Your assignment —
The line containing "Parse this screenshot: output" marks where to begin. Write out that line and every line after it exactly, through the last line below.

..............................

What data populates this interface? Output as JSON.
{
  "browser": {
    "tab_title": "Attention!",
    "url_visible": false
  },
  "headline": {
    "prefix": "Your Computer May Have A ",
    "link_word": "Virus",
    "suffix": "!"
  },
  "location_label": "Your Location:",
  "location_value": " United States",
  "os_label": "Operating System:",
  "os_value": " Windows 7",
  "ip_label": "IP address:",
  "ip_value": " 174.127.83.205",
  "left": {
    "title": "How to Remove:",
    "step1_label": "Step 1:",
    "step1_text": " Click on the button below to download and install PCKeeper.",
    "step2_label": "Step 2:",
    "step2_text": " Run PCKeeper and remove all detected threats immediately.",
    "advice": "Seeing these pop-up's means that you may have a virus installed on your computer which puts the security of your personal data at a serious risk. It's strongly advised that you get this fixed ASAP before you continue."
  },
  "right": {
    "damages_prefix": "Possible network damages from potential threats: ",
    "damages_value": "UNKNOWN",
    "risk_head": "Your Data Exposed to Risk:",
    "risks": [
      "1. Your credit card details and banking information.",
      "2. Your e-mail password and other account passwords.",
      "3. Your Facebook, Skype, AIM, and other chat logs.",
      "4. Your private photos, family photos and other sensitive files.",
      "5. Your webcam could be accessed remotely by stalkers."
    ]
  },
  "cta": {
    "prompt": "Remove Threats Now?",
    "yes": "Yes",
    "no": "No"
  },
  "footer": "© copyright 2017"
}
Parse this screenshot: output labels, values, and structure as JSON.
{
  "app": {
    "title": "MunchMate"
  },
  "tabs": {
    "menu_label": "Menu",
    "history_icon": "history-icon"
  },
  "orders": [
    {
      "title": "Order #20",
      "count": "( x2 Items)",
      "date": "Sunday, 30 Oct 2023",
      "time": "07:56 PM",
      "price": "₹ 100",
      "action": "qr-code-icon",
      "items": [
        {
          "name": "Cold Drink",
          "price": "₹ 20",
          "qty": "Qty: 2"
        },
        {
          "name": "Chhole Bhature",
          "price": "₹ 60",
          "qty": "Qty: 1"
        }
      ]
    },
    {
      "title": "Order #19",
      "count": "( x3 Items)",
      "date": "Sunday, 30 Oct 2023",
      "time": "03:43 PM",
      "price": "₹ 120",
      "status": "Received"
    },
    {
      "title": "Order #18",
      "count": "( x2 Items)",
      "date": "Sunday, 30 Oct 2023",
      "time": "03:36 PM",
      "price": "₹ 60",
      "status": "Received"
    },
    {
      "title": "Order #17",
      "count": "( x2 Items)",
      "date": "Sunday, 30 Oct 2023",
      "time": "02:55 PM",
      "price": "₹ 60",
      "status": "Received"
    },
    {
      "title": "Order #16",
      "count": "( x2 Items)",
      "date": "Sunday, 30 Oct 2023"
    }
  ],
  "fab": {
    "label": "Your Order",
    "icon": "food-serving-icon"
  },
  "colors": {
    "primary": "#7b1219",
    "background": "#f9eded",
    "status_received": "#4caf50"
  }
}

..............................

Exercise answer —
Parse this screenshot: output labels, values, and structure as JSON.
{
  "app": {
    "title": "MunchMate"
  },
  "tabs": {
    "menu_label": "Menu",
    "history_icon": "history-icon"
  },
  "orders": [
    {
      "title": "Order #20",
      "count": "( x2 Items)",
      "date": "Sunday, 30 Oct 2023",
      "time": "07:56 PM",
      "price": "₹ 100",
      "action": "qr-code-icon",
      "items": [
        {
          "name": "Cold Drink",
          "price": "₹ 20",
          "qty": "Qty: 2"
        },
        {
          "name": "Chhole Bhature",
          "price": "₹ 60",
          "qty": "Qty: 1"
        }
      ]
    },
    {
      "title": "Order #19",
      "count": "( x3 Items)",
      "date": "Sunday, 30 Oct 2023",
      "time": "03:43 PM",
      "price": "₹ 120",
      "status": "Received"
    },
    {
      "title": "Order #18",
      "count": "( x2 Items)",
      "date": "Sunday, 30 Oct 2023",
      "time": "03:36 PM",
      "price": "₹ 60",
      "status": "Received"
    },
    {
      "title": "Order #17",
      "count": "( x2 Items)",
      "date": "Sunday, 30 Oct 2023",
      "time": "02:55 PM",
      "price": "₹ 60",
      "status": "Received"
    },
    {
      "title": "Order #16",
      "count": "( x2 Items)",
      "date": "Sunday, 30 Oct 2023"
    }
  ],
  "fab": {
    "label": "Your Order",
    "icon": "food-serving-icon"
  },
  "colors": {
    "primary": "#7b1219",
    "background": "#f9eded",
    "status_received": "#4caf50"
  }
}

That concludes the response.